Cerciciphyllum japonicum 'Morioka Weeping'

This Cerciciphyllum japonicum 'Morioka Weeping' begins to glow in the early morning sun.

One of the first plants to catch my eye this morning, just as the sun was beginning to peak up over the distant hills was Cercidiphyllum japonicum ‘Morioka Weeping’. This deciduous, broad-leaved tree is covered with roundish, almost heart-shaped leaves. Right now, these normally green leaves are turning a deliciously warm shade of yellow with a hint of orange. I noticed yesterday how nicely the tree was coloring up, but this morning, as it was hit with that low sunrise, the tree began to glow in a spectacular way.
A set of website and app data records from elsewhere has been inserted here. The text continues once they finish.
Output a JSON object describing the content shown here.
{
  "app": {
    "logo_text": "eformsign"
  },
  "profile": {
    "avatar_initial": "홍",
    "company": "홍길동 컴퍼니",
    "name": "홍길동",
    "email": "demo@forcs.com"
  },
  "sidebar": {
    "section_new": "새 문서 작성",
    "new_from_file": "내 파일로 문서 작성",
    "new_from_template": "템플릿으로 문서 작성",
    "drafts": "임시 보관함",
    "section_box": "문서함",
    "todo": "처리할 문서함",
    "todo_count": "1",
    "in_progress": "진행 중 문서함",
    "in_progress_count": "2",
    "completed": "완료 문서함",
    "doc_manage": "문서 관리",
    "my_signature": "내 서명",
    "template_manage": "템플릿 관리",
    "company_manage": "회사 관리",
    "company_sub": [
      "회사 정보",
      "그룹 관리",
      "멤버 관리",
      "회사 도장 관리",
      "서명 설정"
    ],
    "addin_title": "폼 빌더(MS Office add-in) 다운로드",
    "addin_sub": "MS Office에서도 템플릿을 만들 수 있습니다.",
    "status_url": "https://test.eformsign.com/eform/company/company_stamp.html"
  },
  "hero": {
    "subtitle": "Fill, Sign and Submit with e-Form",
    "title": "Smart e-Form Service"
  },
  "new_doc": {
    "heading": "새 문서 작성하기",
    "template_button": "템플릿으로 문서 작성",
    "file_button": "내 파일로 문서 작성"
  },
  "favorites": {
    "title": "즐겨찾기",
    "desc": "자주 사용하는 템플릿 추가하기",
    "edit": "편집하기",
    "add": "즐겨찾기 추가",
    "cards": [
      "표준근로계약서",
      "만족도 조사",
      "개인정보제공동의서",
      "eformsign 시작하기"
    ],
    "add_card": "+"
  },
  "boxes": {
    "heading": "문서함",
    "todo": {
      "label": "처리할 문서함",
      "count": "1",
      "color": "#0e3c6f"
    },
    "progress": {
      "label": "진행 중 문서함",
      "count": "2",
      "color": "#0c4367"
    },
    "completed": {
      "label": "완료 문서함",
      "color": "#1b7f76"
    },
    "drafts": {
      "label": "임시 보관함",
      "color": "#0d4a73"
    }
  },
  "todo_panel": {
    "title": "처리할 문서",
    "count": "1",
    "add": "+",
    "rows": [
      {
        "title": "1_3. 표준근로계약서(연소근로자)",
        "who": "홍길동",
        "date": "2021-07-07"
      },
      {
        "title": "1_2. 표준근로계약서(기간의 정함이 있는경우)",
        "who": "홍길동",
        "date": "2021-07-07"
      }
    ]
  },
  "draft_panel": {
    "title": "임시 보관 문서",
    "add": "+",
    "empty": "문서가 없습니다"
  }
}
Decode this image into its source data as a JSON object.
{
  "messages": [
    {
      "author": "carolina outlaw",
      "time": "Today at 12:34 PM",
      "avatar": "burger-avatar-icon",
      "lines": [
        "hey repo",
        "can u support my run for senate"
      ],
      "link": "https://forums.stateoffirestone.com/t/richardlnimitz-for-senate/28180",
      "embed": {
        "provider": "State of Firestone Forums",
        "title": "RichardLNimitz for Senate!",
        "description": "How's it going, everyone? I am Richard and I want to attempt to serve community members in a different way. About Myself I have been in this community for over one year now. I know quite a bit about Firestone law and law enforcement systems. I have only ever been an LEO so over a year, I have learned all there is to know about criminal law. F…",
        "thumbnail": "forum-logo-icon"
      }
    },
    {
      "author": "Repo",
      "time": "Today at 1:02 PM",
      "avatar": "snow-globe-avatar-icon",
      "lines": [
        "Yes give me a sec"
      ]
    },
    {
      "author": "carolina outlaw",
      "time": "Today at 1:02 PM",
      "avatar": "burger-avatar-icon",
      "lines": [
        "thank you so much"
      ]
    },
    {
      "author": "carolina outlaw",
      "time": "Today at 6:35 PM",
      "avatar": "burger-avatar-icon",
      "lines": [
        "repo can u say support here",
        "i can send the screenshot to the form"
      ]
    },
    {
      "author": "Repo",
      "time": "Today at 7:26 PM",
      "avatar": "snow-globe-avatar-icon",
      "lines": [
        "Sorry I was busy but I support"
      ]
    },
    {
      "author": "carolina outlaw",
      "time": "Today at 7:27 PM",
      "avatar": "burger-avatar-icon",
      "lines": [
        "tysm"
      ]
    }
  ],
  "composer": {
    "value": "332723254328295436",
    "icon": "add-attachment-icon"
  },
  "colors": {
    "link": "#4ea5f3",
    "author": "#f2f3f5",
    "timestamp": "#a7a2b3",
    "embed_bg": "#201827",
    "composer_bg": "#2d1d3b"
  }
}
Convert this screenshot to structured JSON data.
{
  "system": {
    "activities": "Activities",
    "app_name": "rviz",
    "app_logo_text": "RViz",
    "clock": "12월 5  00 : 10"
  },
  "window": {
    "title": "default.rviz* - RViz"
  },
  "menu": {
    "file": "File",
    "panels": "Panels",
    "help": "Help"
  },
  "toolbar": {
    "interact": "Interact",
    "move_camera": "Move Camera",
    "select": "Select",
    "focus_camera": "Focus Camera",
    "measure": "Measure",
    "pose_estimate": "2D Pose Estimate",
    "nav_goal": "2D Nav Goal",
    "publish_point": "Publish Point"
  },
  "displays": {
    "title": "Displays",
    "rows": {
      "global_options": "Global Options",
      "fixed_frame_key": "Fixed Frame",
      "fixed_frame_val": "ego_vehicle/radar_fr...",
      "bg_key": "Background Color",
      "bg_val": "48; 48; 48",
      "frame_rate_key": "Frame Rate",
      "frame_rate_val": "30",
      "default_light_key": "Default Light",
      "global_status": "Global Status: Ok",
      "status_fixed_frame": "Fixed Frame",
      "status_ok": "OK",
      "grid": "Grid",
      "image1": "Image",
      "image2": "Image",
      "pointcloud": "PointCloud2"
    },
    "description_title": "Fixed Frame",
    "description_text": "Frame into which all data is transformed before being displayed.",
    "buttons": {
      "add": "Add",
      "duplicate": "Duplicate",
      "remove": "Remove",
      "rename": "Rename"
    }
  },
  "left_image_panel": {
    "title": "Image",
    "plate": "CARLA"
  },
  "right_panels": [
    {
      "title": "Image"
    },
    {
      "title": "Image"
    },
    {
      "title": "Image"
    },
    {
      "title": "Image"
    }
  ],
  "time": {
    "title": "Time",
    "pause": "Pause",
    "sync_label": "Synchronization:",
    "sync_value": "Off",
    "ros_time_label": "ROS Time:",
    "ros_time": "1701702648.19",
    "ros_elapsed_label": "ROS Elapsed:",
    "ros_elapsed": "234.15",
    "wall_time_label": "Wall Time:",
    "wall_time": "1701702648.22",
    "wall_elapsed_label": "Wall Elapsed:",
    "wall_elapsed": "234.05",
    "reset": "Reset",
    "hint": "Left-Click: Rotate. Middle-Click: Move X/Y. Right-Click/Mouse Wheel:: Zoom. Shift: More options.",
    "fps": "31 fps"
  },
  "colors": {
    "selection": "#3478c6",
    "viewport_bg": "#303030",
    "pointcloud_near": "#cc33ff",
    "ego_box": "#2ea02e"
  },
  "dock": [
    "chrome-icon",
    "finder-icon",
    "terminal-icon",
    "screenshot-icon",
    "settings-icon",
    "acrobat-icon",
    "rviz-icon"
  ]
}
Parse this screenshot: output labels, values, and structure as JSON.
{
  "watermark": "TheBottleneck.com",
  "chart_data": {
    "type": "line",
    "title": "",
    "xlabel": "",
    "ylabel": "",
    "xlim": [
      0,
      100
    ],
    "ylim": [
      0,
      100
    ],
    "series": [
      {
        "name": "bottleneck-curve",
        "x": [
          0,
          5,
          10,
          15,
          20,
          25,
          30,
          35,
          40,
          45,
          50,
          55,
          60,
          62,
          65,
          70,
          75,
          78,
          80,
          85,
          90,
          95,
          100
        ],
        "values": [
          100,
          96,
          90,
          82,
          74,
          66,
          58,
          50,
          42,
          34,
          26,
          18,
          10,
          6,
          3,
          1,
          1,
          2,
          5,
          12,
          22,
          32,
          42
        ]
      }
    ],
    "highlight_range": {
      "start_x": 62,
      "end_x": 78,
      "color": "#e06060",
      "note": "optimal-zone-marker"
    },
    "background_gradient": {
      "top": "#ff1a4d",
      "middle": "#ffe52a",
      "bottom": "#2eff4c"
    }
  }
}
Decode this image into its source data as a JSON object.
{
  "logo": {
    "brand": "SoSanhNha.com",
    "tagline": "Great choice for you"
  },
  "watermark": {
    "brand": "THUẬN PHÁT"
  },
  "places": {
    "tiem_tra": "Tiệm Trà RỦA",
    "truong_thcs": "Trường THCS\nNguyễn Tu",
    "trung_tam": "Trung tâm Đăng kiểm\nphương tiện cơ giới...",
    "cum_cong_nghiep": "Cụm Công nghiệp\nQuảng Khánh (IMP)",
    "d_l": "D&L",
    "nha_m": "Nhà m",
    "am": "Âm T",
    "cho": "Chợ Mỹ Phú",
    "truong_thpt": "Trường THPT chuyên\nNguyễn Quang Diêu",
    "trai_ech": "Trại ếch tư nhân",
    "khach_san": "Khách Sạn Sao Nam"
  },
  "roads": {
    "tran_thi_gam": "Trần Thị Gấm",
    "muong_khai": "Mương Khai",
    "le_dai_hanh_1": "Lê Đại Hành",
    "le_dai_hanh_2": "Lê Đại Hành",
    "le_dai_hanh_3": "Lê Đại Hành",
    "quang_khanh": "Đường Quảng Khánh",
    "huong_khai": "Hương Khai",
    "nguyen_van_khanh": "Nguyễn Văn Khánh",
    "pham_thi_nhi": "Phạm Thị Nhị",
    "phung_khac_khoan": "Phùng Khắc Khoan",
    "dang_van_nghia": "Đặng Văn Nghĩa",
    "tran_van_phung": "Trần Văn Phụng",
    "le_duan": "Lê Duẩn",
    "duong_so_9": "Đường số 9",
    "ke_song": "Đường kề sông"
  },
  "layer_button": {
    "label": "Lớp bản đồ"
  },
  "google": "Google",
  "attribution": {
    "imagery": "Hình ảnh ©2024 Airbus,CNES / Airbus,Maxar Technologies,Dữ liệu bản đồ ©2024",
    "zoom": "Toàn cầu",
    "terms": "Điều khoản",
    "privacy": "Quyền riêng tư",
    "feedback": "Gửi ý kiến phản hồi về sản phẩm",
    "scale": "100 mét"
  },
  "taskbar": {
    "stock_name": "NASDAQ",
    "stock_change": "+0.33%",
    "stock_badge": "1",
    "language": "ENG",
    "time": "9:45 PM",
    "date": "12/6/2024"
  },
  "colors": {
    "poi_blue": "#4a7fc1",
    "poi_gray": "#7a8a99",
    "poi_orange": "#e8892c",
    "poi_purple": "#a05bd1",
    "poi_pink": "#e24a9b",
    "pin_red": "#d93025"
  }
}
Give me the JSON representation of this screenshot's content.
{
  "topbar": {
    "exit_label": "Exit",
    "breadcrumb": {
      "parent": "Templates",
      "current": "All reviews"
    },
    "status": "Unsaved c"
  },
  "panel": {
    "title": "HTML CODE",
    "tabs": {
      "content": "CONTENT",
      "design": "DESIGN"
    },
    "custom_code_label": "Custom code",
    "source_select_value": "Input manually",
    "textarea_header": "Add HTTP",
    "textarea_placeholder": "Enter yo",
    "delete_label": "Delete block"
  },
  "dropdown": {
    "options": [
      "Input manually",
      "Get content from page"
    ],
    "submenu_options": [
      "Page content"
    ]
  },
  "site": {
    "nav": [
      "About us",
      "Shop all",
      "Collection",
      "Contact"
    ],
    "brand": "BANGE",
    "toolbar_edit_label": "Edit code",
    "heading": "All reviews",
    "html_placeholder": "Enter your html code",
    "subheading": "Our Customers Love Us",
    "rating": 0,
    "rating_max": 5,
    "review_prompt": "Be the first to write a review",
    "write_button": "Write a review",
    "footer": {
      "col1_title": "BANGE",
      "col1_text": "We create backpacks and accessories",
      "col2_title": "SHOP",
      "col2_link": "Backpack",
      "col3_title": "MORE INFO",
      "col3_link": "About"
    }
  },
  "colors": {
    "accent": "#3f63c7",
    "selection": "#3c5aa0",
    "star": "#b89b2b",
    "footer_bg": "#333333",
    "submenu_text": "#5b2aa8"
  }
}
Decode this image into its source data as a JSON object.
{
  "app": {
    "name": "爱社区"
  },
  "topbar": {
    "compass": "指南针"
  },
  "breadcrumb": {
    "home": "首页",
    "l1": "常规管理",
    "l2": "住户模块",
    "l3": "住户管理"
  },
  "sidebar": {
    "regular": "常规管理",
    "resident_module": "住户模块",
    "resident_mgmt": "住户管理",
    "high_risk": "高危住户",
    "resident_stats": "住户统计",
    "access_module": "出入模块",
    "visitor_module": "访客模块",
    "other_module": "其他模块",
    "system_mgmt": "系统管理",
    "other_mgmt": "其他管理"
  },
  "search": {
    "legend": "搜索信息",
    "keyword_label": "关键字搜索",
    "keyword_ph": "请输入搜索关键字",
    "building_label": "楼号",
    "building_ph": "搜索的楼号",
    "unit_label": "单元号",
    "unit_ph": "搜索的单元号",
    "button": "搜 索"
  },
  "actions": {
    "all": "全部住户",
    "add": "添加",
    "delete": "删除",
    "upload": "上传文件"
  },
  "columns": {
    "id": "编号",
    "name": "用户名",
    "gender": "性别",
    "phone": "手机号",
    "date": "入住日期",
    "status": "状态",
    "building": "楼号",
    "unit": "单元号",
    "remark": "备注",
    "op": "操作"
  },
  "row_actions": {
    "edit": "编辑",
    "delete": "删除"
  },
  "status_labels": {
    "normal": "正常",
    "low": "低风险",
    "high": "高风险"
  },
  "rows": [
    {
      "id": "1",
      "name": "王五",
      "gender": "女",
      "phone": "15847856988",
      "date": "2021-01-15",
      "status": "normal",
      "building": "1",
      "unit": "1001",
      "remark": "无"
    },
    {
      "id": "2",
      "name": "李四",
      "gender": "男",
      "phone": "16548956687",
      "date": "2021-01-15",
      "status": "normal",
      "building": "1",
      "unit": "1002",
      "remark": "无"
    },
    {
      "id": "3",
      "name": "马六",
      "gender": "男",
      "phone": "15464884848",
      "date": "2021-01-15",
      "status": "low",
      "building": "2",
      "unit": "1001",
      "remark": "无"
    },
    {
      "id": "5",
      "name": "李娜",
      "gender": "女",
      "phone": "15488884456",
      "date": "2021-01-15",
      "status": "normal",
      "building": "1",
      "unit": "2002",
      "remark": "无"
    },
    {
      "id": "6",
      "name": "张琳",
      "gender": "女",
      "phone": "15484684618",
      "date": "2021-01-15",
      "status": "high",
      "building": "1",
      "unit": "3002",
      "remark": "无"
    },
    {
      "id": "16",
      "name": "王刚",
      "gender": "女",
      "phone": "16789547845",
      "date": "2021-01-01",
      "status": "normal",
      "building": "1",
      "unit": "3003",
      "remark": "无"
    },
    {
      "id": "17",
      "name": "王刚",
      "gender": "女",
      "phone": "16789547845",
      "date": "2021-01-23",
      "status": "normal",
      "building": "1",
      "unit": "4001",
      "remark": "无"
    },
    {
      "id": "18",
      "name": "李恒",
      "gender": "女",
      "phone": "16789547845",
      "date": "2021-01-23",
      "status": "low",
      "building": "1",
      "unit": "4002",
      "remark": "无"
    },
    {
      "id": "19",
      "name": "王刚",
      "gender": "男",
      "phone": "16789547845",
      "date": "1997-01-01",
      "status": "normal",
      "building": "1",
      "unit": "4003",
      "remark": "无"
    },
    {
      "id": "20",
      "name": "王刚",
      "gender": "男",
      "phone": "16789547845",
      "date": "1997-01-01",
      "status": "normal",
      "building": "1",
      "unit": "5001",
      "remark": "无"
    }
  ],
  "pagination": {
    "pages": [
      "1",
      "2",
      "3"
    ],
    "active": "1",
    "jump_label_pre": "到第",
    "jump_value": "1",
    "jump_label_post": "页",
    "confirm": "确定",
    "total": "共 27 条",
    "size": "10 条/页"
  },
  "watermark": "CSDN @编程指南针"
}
Most of the garden remained in the darkness of early morning, hint of frost on the edges of my conifers, but this wonderful pendulous tree was lit up and beckoning to the other plants, “Wake up, it’s a beautiful day!”

Metasequoia glyptostroboides 'Gold Rush'

Metasequoia glyptostroboides 'Gold Rush' provides a stunning golden-yellow color from spring through fall

I finished my breakfast and continued to watch the show outside my picture window as the bright autumn sunrise steadily climbed and shot its spotlight on another golden deciduous tree – this time, a conifer. Metasequoia glyptostroboides ‘Gold Rush’ is a dazzling golden conifer all year-round. It’s new growth emerges a soft yet very bright yellow and seems to become more intensely bright as the season progresses. Finally, with the cooler temperatures that autumn bring, the bright yellow foliage begins to exhibit a hint of red which gives the long branchlets and overall golden hue. Again, this color continues to intensify until all of the foliage drops to the ground, creating quite a colorful carpet of gold beneath the then, bare framework of the Golden Dawn Redwood.

Soon, my Larix, Taxodium and  Pseudolarix will also turn their assorted shades of golden-yellow and drop their needles in anticipation of our coming winter months. I look forward to the intense shots of color those deciduous conifers will provide while making way for more late season sunlight to fall into my garden with the absence of their foliar screens.

Ed-
Conifer Lover